the purpose and character of the use, including whether such use is of commercial nature or is for nonprofit educational purposes;
the nature of the copyrighted work; (fiction/creative or nonfiction/factual)
amount and substantiality of the portion used in relation to the copyrighted work as a whole; and
Yes, Fair Use is codified in Title 17, Section 107 of the U.S. Code.
No, fair use applies to everyone, nonprofit and commercial users alike. There are, however, certain privileges for educational uses.
You can use small portions of a copyrighted work to comment and illustrate a point, report news, do research or scholarship, criticism or parody.
There are no amounts or percentages in the law. If you have heard of percentages, those most likely come from guidelines developed over the years by groups like CONFU, but these percentages are not written into the law. When using copyrighted work, use the least amount necessary.

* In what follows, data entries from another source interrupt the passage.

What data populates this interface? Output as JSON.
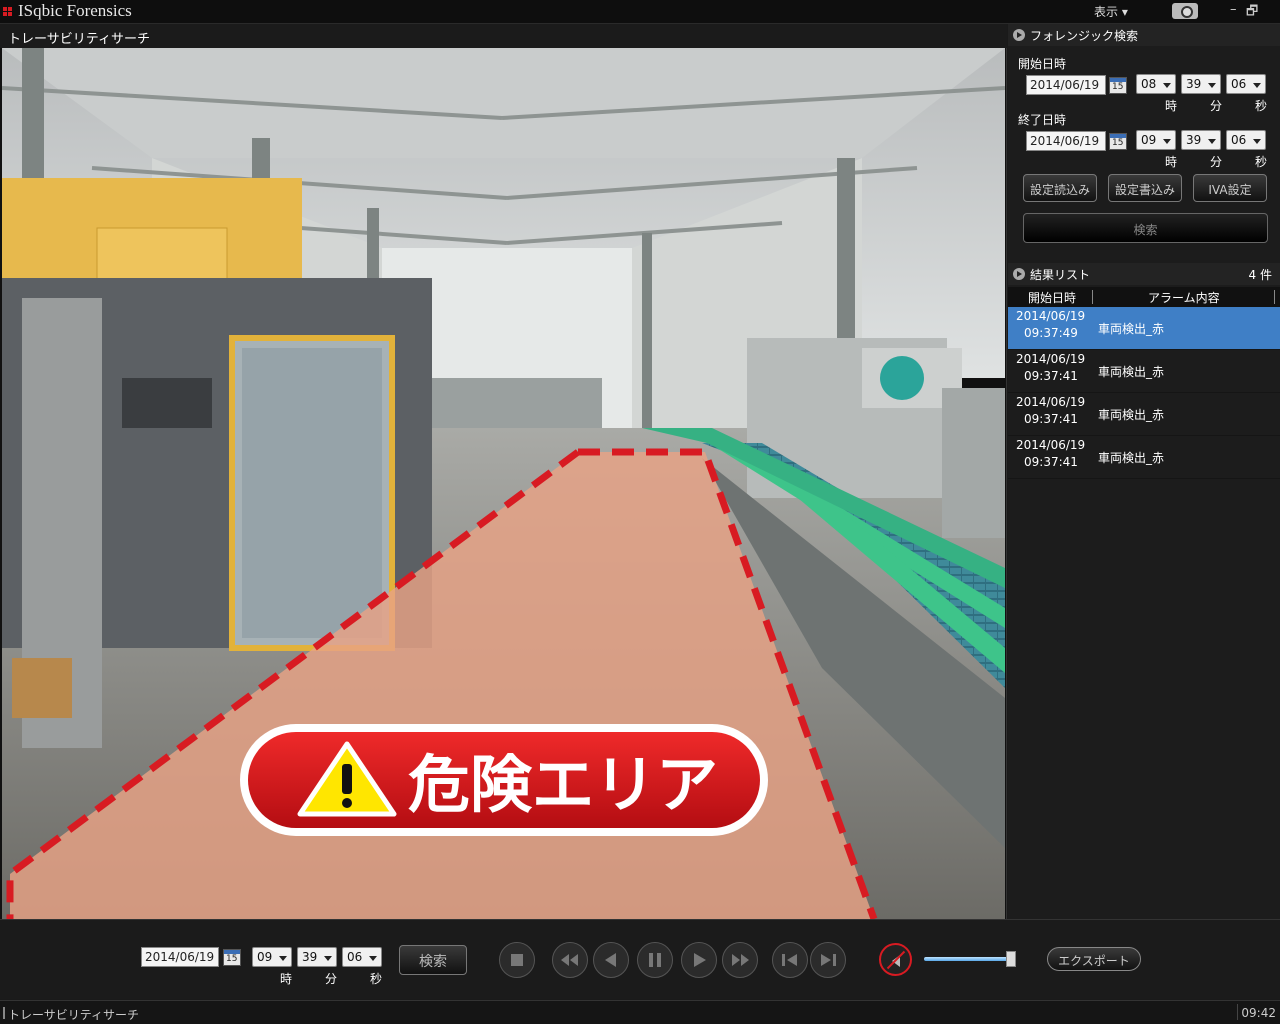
{
  "app": {
    "title": "ISqbic Forensics"
  },
  "titlebar": {
    "view_menu": "表示 ▾",
    "minimize": "–",
    "restore": "🗗"
  },
  "video": {
    "title": "トレーサビリティサーチ",
    "danger_label": "危険エリア",
    "colors": {
      "danger_red": "#d81b22",
      "zone_fill": "#e8a285"
    }
  },
  "forensic": {
    "title": "フォレンジック検索",
    "start_label": "開始日時",
    "end_label": "終了日時",
    "start": {
      "date": "2014/06/19",
      "hour": "08",
      "minute": "39",
      "second": "06"
    },
    "end": {
      "date": "2014/06/19",
      "hour": "09",
      "minute": "39",
      "second": "06"
    },
    "unit_hour": "時",
    "unit_minute": "分",
    "unit_second": "秒",
    "calendar_day": "15",
    "btn_load": "設定読込み",
    "btn_save": "設定書込み",
    "btn_iva": "IVA設定",
    "btn_search": "検索"
  },
  "results": {
    "title": "結果リスト",
    "count": "4 件",
    "col_start": "開始日時",
    "col_alarm": "アラーム内容",
    "rows": [
      {
        "date": "2014/06/19",
        "time": "09:37:49",
        "alarm": "車両検出_赤",
        "selected": true
      },
      {
        "date": "2014/06/19",
        "time": "09:37:41",
        "alarm": "車両検出_赤",
        "selected": false
      },
      {
        "date": "2014/06/19",
        "time": "09:37:41",
        "alarm": "車両検出_赤",
        "selected": false
      },
      {
        "date": "2014/06/19",
        "time": "09:37:41",
        "alarm": "車両検出_赤",
        "selected": false
      }
    ]
  },
  "playback": {
    "date": "2014/06/19",
    "hour": "09",
    "minute": "39",
    "second": "06",
    "unit_hour": "時",
    "unit_minute": "分",
    "unit_second": "秒",
    "search": "検索",
    "export": "エクスポート",
    "volume": 1.0,
    "icons": [
      "stop-icon",
      "fast-rewind-icon",
      "reverse-play-icon",
      "pause-icon",
      "play-icon",
      "fast-forward-icon",
      "step-back-icon",
      "step-forward-icon",
      "mute-icon"
    ]
  },
  "status": {
    "left": "トレーサビリティサーチ",
    "right": "09:42"
  },
  "colors": {
    "accent_blue": "#3f7fc6",
    "danger_red": "#d81b22"
  }
}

Although the law does not specify any amounts, copyright scholars seem comfortable with approximately 10% of a work. If however you have chosen the "heart of the work," a much smaller amount might fail the fair use test. The "heart of the work" of a book might be the pages with the key turning point of a story or the revealing motivation for a person's action. For a song, it might be the 4 second refrain that is recognized worldwide, across generations.
You may have more leeway with amount when you are creating a parody.

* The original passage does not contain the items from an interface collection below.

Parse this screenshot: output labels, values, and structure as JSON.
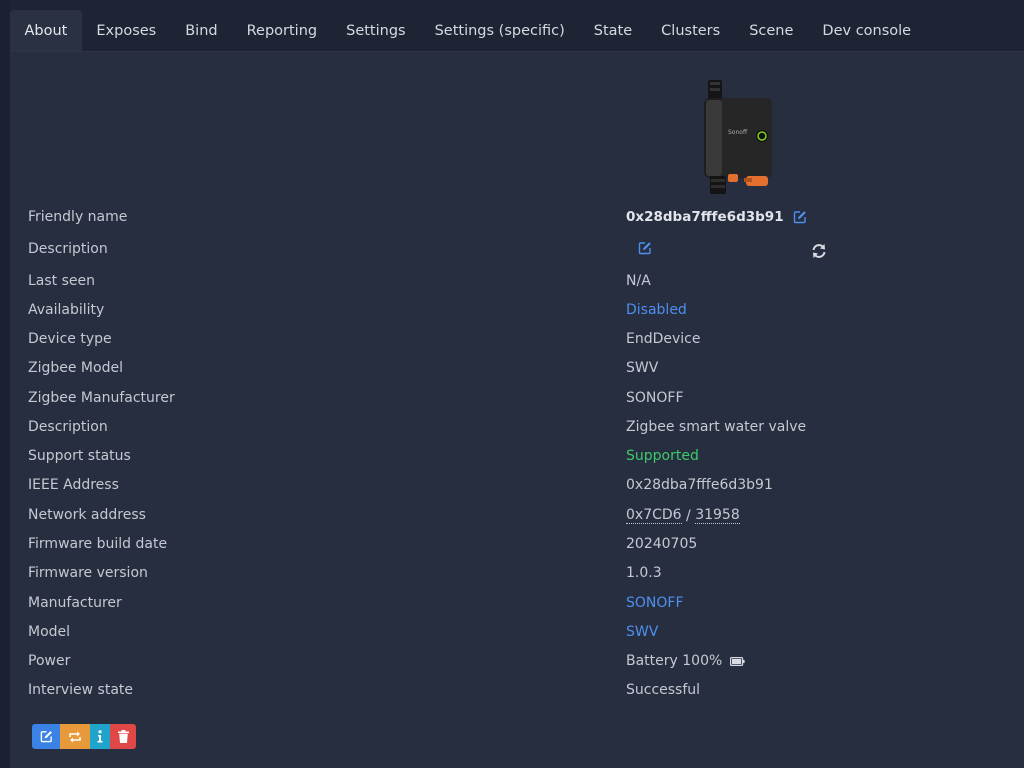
{
  "tabs": [
    {
      "label": "About",
      "active": true
    },
    {
      "label": "Exposes"
    },
    {
      "label": "Bind"
    },
    {
      "label": "Reporting"
    },
    {
      "label": "Settings"
    },
    {
      "label": "Settings (specific)"
    },
    {
      "label": "State"
    },
    {
      "label": "Clusters"
    },
    {
      "label": "Scene"
    },
    {
      "label": "Dev console"
    }
  ],
  "device": {
    "friendly_name_label": "Friendly name",
    "friendly_name": "0x28dba7fffe6d3b91",
    "description_label": "Description",
    "description": "",
    "last_seen_label": "Last seen",
    "last_seen": "N/A",
    "availability_label": "Availability",
    "availability": "Disabled",
    "device_type_label": "Device type",
    "device_type": "EndDevice",
    "zigbee_model_label": "Zigbee Model",
    "zigbee_model": "SWV",
    "zigbee_manufacturer_label": "Zigbee Manufacturer",
    "zigbee_manufacturer": "SONOFF",
    "model_description_label": "Description",
    "model_description": "Zigbee smart water valve",
    "support_status_label": "Support status",
    "support_status": "Supported",
    "ieee_address_label": "IEEE Address",
    "ieee_address": "0x28dba7fffe6d3b91",
    "network_address_label": "Network address",
    "network_address_hex": "0x7CD6",
    "network_address_sep": " / ",
    "network_address_dec": "31958",
    "firmware_build_date_label": "Firmware build date",
    "firmware_build_date": "20240705",
    "firmware_version_label": "Firmware version",
    "firmware_version": "1.0.3",
    "manufacturer_label": "Manufacturer",
    "manufacturer": "SONOFF",
    "model_label": "Model",
    "model": "SWV",
    "power_label": "Power",
    "power": "Battery 100%",
    "battery_level": 1.0,
    "interview_state_label": "Interview state",
    "interview_state": "Successful"
  },
  "icons": {
    "edit": "edit-icon",
    "refresh": "refresh-icon",
    "battery": "battery-full-icon",
    "rename": "rename-icon",
    "reconfigure": "reconfigure-icon",
    "info": "info-icon",
    "remove": "trash-icon"
  },
  "colors": {
    "link": "#4f8ff0",
    "success": "#3dc96a",
    "btn_edit": "#3b82e6",
    "btn_reconfigure": "#e89a3b",
    "btn_info": "#1fa4cc",
    "btn_remove": "#e04848"
  }
}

Think of this along with your first fair use factor. The nature of the use may be commercial or nonprofit, and nonprofit uses are always considered more favorably. If what you do with the copyrighted work adds new meaning, brings new value, or repurposes a work, you have transformed it beyond its original use. The problem with transformative work is that you may think a use is transformative, but the judge may not. It is not always predictable.

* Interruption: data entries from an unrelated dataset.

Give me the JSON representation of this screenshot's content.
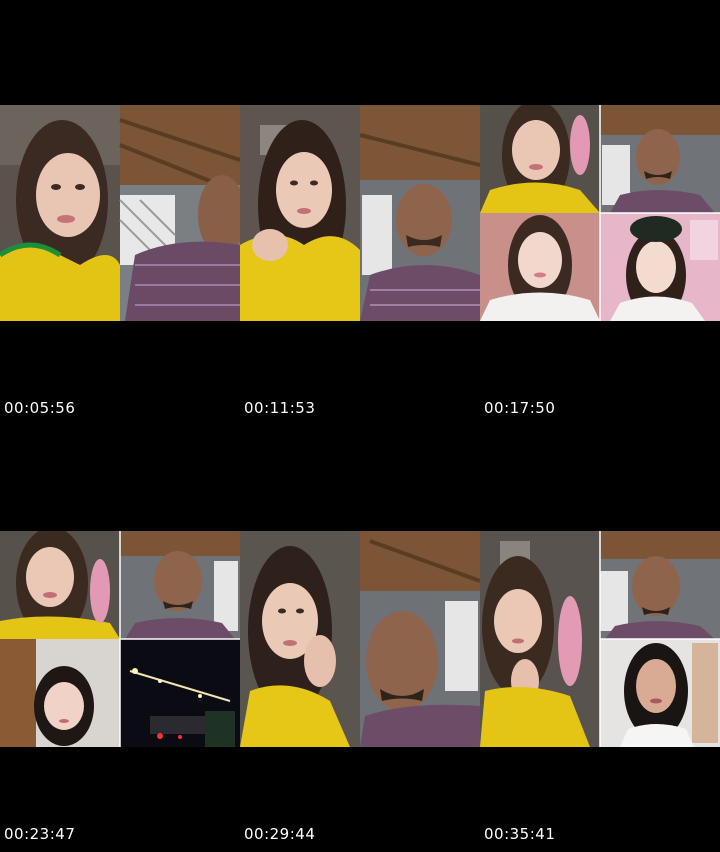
{
  "contact_sheet": {
    "timestamps": [
      "00:05:56",
      "00:11:53",
      "00:17:50",
      "00:23:47",
      "00:29:44",
      "00:35:41"
    ]
  }
}
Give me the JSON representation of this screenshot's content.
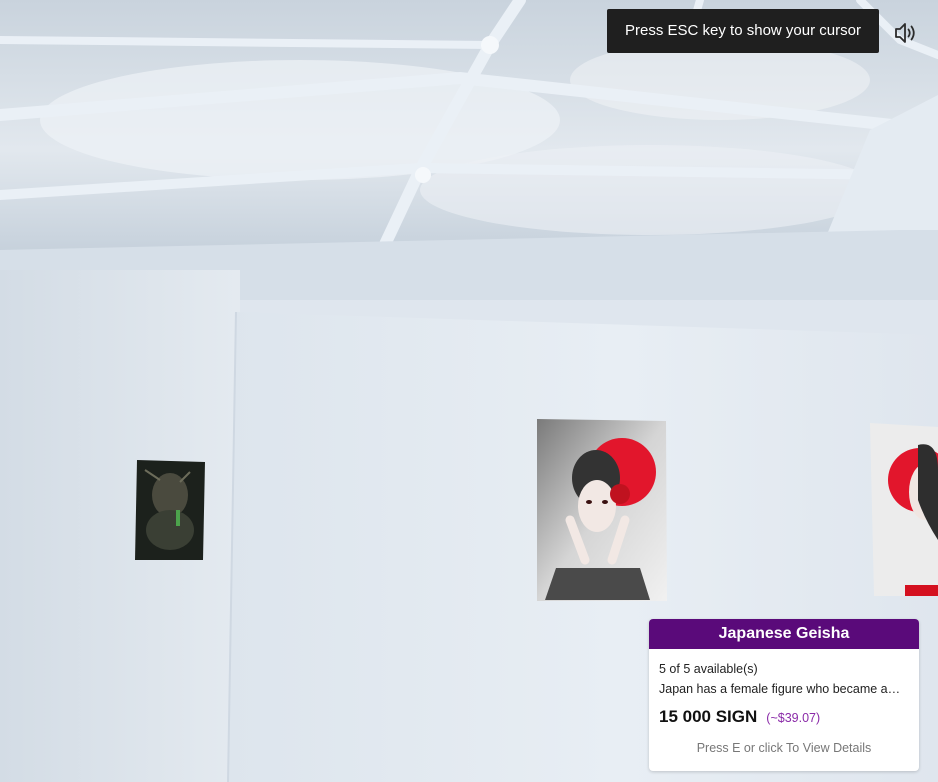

Stanford University has some examples to illustrate successful and unsuccessful transformative work.
For class handouts in a face to face classroom, see the tab marked "Classroom Guidelines."
For the use of performance and display in classrooms using digital transmissions (Blackboard, Moodle, etc), see the tab for TEACH Act.
Best practice is to complete the Checklist for each item you use in teaching and research. This documents your good faith effort in evaluting the fair use of the material.